• _What this task involves_: Every line with "Glitter" in it should be copied from the data.

• _Available data_:

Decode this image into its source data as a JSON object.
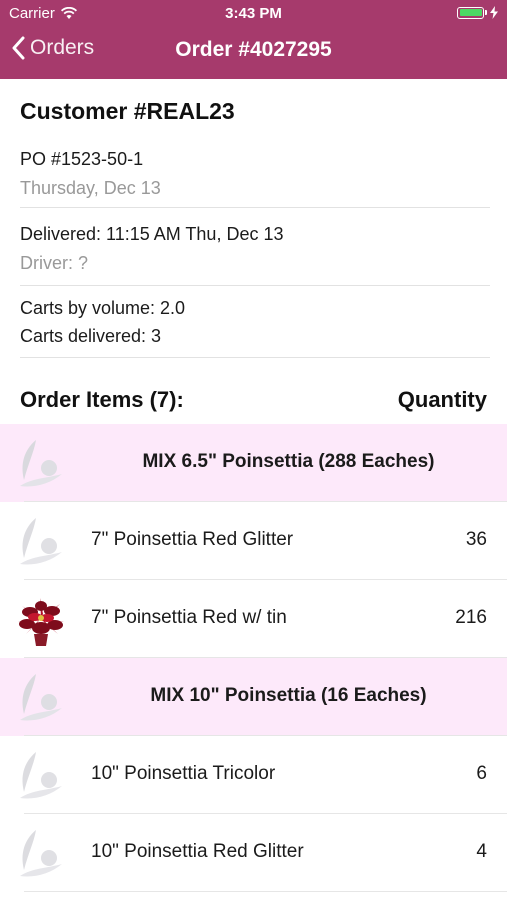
{
  "status_bar": {
    "carrier": "Carrier",
    "time": "3:43 PM"
  },
  "nav": {
    "back_label": "Orders",
    "title": "Order #4027295"
  },
  "customer": {
    "title": "Customer #REAL23",
    "po": "PO #1523-50-1",
    "date": "Thursday, Dec 13",
    "delivered": "Delivered: 11:15 AM Thu, Dec 13",
    "driver": "Driver: ?",
    "carts_volume": "Carts by volume: 2.0",
    "carts_delivered": "Carts delivered: 3"
  },
  "items_header": {
    "title": "Order Items (7):",
    "quantity": "Quantity"
  },
  "items": [
    {
      "label": "MIX 6.5\" Poinsettia (288 Eaches)",
      "qty": "",
      "group": true,
      "icon": "placeholder-plant-icon"
    },
    {
      "label": "7\" Poinsettia Red Glitter",
      "qty": "36",
      "group": false,
      "icon": "placeholder-plant-icon"
    },
    {
      "label": "7\" Poinsettia Red w/ tin",
      "qty": "216",
      "group": false,
      "icon": "poinsettia-photo"
    },
    {
      "label": "MIX 10\" Poinsettia (16 Eaches)",
      "qty": "",
      "group": true,
      "icon": "placeholder-plant-icon"
    },
    {
      "label": "10\" Poinsettia Tricolor",
      "qty": "6",
      "group": false,
      "icon": "placeholder-plant-icon"
    },
    {
      "label": "10\" Poinsettia Red Glitter",
      "qty": "4",
      "group": false,
      "icon": "placeholder-plant-icon"
    }
  ],
  "colors": {
    "nav_bar": "#a63a6c",
    "group_row": "#fde9fa",
    "battery": "#4cd964"
  }
}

• _Response to this task_:
      "label": "7\" Poinsettia Red Glitter",
      "label": "10\" Poinsettia Red Glitter",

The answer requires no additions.